→ **Description of the task**:
Copy out, from the entries below, each line holding the string "donations".

(Records from a collection)
┌──
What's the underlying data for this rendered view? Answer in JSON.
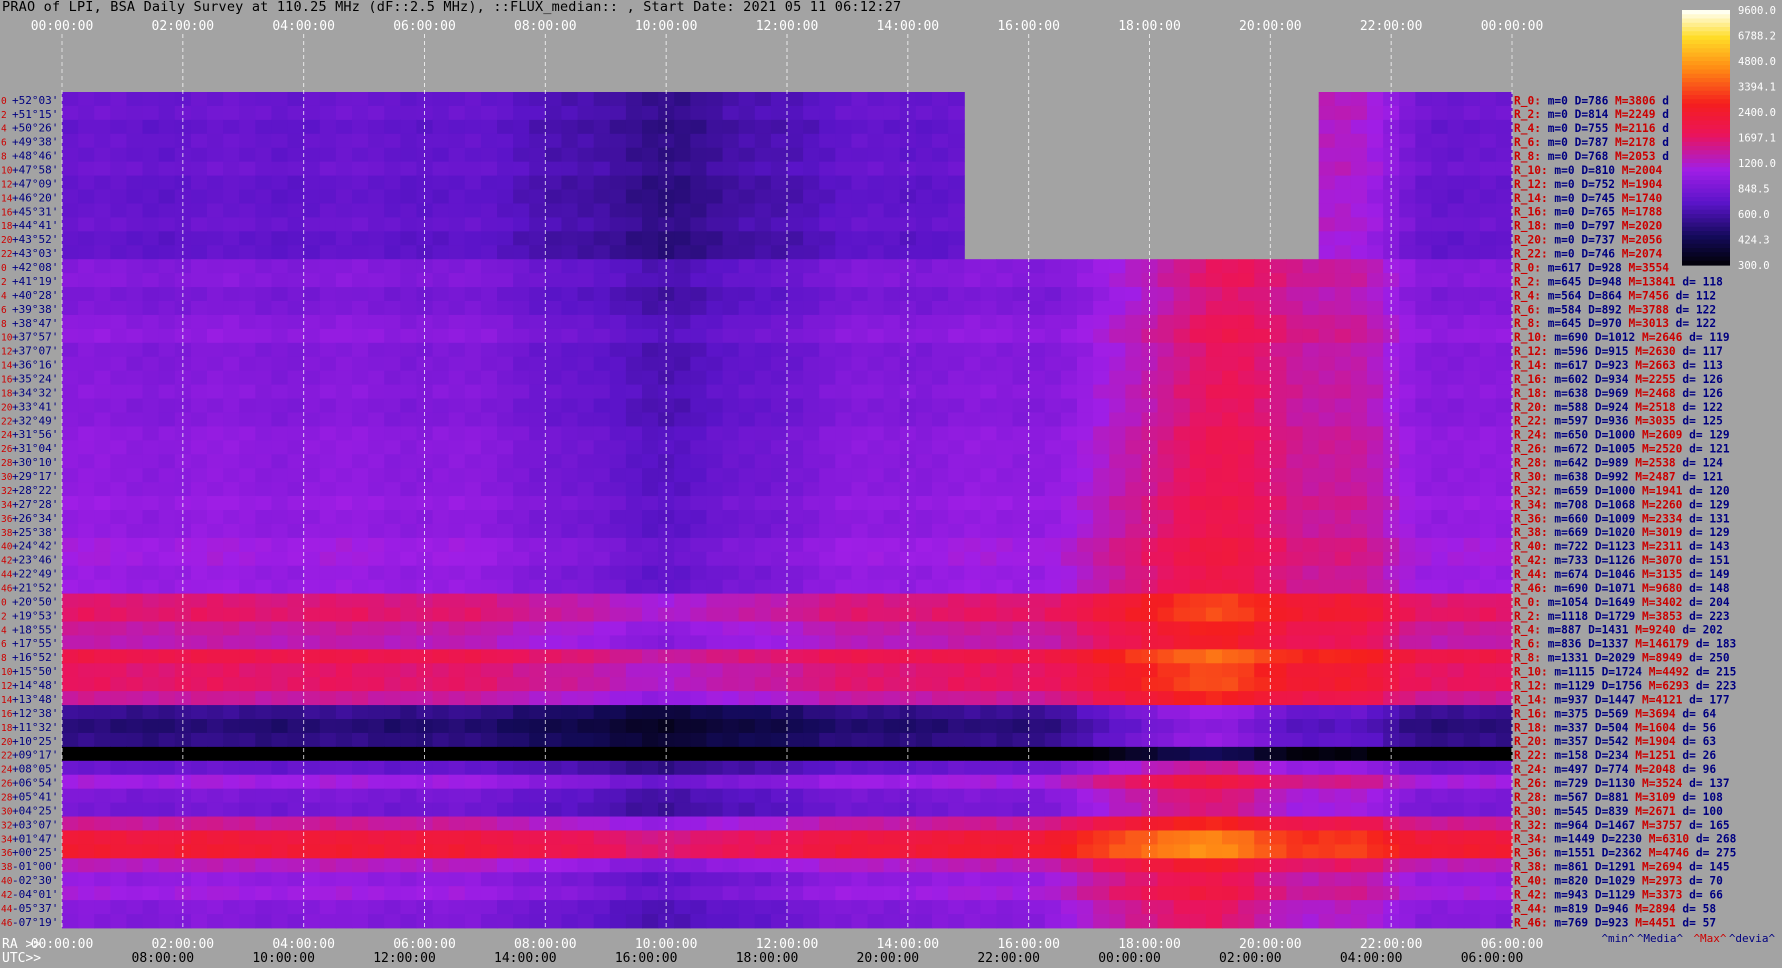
{
  "title": "PRAO of LPI, BSA Daily Survey at 110.25 MHz (dF::2.5 MHz), ::FLUX_median:: , Start Date: 2021 05 11 06:12:27",
  "colors": {
    "background": "#a3a3a3",
    "dec_label": "#000080",
    "row_index": "#cc0000",
    "stat_name": "#cc0000",
    "stat_value": "#000080",
    "stat_max": "#cc0000"
  },
  "chart_data": {
    "type": "heatmap",
    "colormap": "black-blue-purple-red-orange-yellow-white",
    "colorbar": {
      "ticks": [
        "9600.0",
        "6788.2",
        "4800.0",
        "3394.1",
        "2400.0",
        "1697.1",
        "1200.0",
        "848.5",
        "600.0",
        "424.3",
        "300.0"
      ]
    },
    "top_axis": {
      "ticks": [
        "00:00:00",
        "02:00:00",
        "04:00:00",
        "06:00:00",
        "08:00:00",
        "10:00:00",
        "12:00:00",
        "14:00:00",
        "16:00:00",
        "18:00:00",
        "20:00:00",
        "22:00:00",
        "00:00:00"
      ]
    },
    "bottom_axis": {
      "ra_prefix": "RA >>",
      "utc_prefix": "UTC>>",
      "ra_ticks": [
        "00:00:00",
        "02:00:00",
        "04:00:00",
        "06:00:00",
        "08:00:00",
        "10:00:00",
        "12:00:00",
        "14:00:00",
        "16:00:00",
        "18:00:00",
        "20:00:00",
        "22:00:00",
        "06:00:00"
      ],
      "utc_ticks": [
        "08:00:00",
        "10:00:00",
        "12:00:00",
        "14:00:00",
        "16:00:00",
        "18:00:00",
        "20:00:00",
        "22:00:00",
        "00:00:00",
        "02:00:00",
        "04:00:00",
        "06:00:00"
      ]
    },
    "row_indices": [
      "0",
      "2",
      "4",
      "6",
      "8",
      "10",
      "12",
      "14",
      "16",
      "18",
      "20",
      "22",
      "0",
      "2",
      "4",
      "6",
      "8",
      "10",
      "12",
      "14",
      "16",
      "18",
      "20",
      "22",
      "24",
      "26",
      "28",
      "30",
      "32",
      "34",
      "36",
      "38",
      "40",
      "42",
      "44",
      "46",
      "0",
      "2",
      "4",
      "6",
      "8",
      "10",
      "12",
      "14",
      "16",
      "18",
      "20",
      "22",
      "24",
      "26",
      "28",
      "30",
      "32",
      "34",
      "36",
      "38",
      "40",
      "42",
      "44",
      "46"
    ],
    "declinations": [
      "+52°03'",
      "+51°15'",
      "+50°26'",
      "+49°38'",
      "+48°46'",
      "+47°58'",
      "+47°09'",
      "+46°20'",
      "+45°31'",
      "+44°41'",
      "+43°52'",
      "+43°03'",
      "+42°08'",
      "+41°19'",
      "+40°28'",
      "+39°38'",
      "+38°47'",
      "+37°57'",
      "+37°07'",
      "+36°16'",
      "+35°24'",
      "+34°32'",
      "+33°41'",
      "+32°49'",
      "+31°56'",
      "+31°04'",
      "+30°10'",
      "+29°17'",
      "+28°22'",
      "+27°28'",
      "+26°34'",
      "+25°38'",
      "+24°42'",
      "+23°46'",
      "+22°49'",
      "+21°52'",
      "+20°50'",
      "+19°53'",
      "+18°55'",
      "+17°55'",
      "+16°52'",
      "+15°50'",
      "+14°48'",
      "+13°48'",
      "+12°38'",
      "+11°32'",
      "+10°25'",
      "+09°17'",
      "+08°05'",
      "+06°54'",
      "+05°41'",
      "+04°25'",
      "+03°07'",
      "+01°47'",
      "+00°25'",
      "-01°00'",
      "-02°30'",
      "-04°01'",
      "-05°37'",
      "-07°19'"
    ],
    "row_stats": [
      "R_0: m=0 D=786 M=3806 d",
      "R_2: m=0 D=814 M=2249 d",
      "R_4: m=0 D=755 M=2116 d",
      "R_6: m=0 D=787 M=2178 d",
      "R_8: m=0 D=768 M=2053 d",
      "R_10: m=0 D=810 M=2004",
      "R_12: m=0 D=752 M=1904",
      "R_14: m=0 D=745 M=1740",
      "R_16: m=0 D=765 M=1788",
      "R_18: m=0 D=797 M=2020",
      "R_20: m=0 D=737 M=2056",
      "R_22: m=0 D=746 M=2074",
      "R_0: m=617 D=928 M=3554",
      "R_2: m=645 D=948 M=13841 d= 118",
      "R_4: m=564 D=864 M=7456 d= 112",
      "R_6: m=584 D=892 M=3788 d= 122",
      "R_8: m=645 D=970 M=3013 d= 122",
      "R_10: m=690 D=1012 M=2646 d= 119",
      "R_12: m=596 D=915 M=2630 d= 117",
      "R_14: m=617 D=923 M=2663 d= 113",
      "R_16: m=602 D=934 M=2255 d= 126",
      "R_18: m=638 D=969 M=2468 d= 126",
      "R_20: m=588 D=924 M=2518 d= 122",
      "R_22: m=597 D=936 M=3035 d= 125",
      "R_24: m=650 D=1000 M=2609 d= 129",
      "R_26: m=672 D=1005 M=2520 d= 121",
      "R_28: m=642 D=989 M=2538 d= 124",
      "R_30: m=638 D=992 M=2487 d= 121",
      "R_32: m=659 D=1000 M=1941 d= 120",
      "R_34: m=708 D=1068 M=2260 d= 129",
      "R_36: m=660 D=1009 M=2334 d= 131",
      "R_38: m=669 D=1020 M=3019 d= 129",
      "R_40: m=722 D=1123 M=2311 d= 143",
      "R_42: m=733 D=1126 M=3070 d= 151",
      "R_44: m=674 D=1046 M=3135 d= 149",
      "R_46: m=690 D=1071 M=9680 d= 148",
      "R_0: m=1054 D=1649 M=3402 d= 204",
      "R_2: m=1118 D=1729 M=3853 d= 223",
      "R_4: m=887 D=1431 M=9240 d= 202",
      "R_6: m=836 D=1337 M=146179 d= 183",
      "R_8: m=1331 D=2029 M=8949 d= 250",
      "R_10: m=1115 D=1724 M=4492 d= 215",
      "R_12: m=1129 D=1756 M=6293 d= 223",
      "R_14: m=937 D=1447 M=4121 d= 177",
      "R_16: m=375 D=569 M=3694 d= 64",
      "R_18: m=337 D=504 M=1604 d= 56",
      "R_20: m=357 D=542 M=1904 d= 63",
      "R_22: m=158 D=234 M=1251 d= 26",
      "R_24: m=497 D=774 M=2048 d= 96",
      "R_26: m=729 D=1130 M=3524 d= 137",
      "R_28: m=567 D=881 M=3109 d= 108",
      "R_30: m=545 D=839 M=2671 d= 100",
      "R_32: m=964 D=1467 M=3757 d= 165",
      "R_34: m=1449 D=2230 M=6310 d= 268",
      "R_36: m=1551 D=2362 M=4746 d= 275",
      "R_38: m=861 D=1291 M=2694 d= 145",
      "R_40: m=820 D=1029 M=2973 d= 70",
      "R_42: m=943 D=1129 M=3373 d= 66",
      "R_44: m=819 D=946 M=2894 d= 58",
      "R_46: m=769 D=923 M=4451 d= 57"
    ],
    "stats_legend": [
      "^min^",
      "^Media^",
      "^Max^",
      "^devia^"
    ]
  }
}
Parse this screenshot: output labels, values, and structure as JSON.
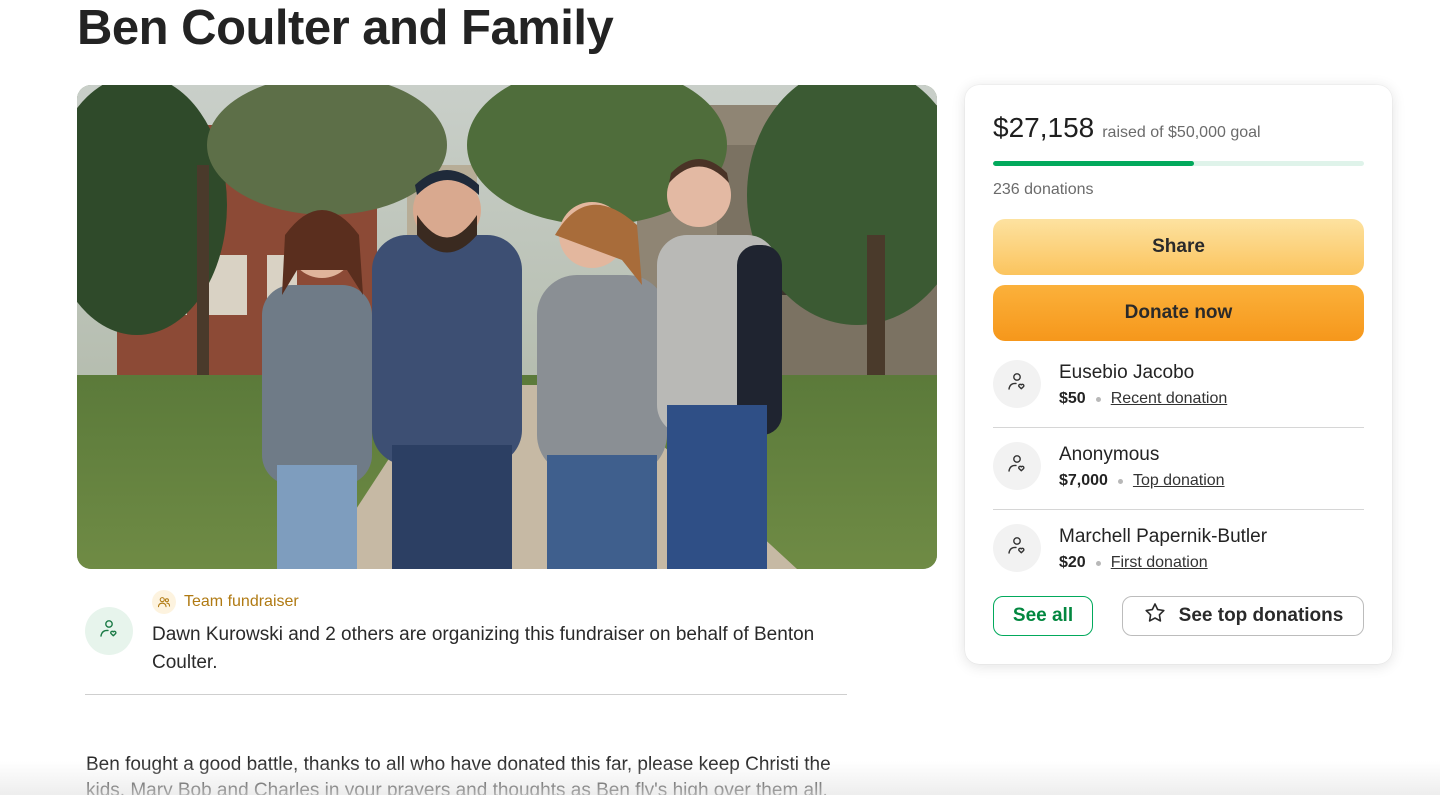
{
  "page": {
    "title": "Ben Coulter and Family"
  },
  "organizer": {
    "team_label": "Team fundraiser",
    "text": "Dawn Kurowski and 2 others are organizing this fundraiser on behalf of Benton Coulter."
  },
  "story": {
    "text": "Ben fought a good battle, thanks to all who have donated this far, please keep Christi the kids, Mary Bob and Charles in your prayers and thoughts as Ben fly's high over them all."
  },
  "donation_card": {
    "amount": "$27,158",
    "goal_text": "raised of $50,000 goal",
    "progress_fraction": 0.543,
    "donation_count": "236 donations",
    "share_label": "Share",
    "donate_label": "Donate now",
    "donors": [
      {
        "name": "Eusebio Jacobo",
        "amount": "$50",
        "label": "Recent donation"
      },
      {
        "name": "Anonymous",
        "amount": "$7,000",
        "label": "Top donation"
      },
      {
        "name": "Marchell Papernik-Butler",
        "amount": "$20",
        "label": "First donation"
      }
    ],
    "see_all_label": "See all",
    "see_top_label": "See top donations"
  },
  "colors": {
    "brand_green": "#02a95c",
    "share_yellow": "#fbc45e",
    "donate_orange": "#f6971b",
    "team_gold": "#b07a13"
  },
  "icons": {
    "donor_avatar": "heart-hand-icon",
    "team": "people-icon",
    "star": "star-outline-icon"
  }
}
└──
→ **Response**:
    "donation_count": "236 donations",
    "see_top_label": "See top donations"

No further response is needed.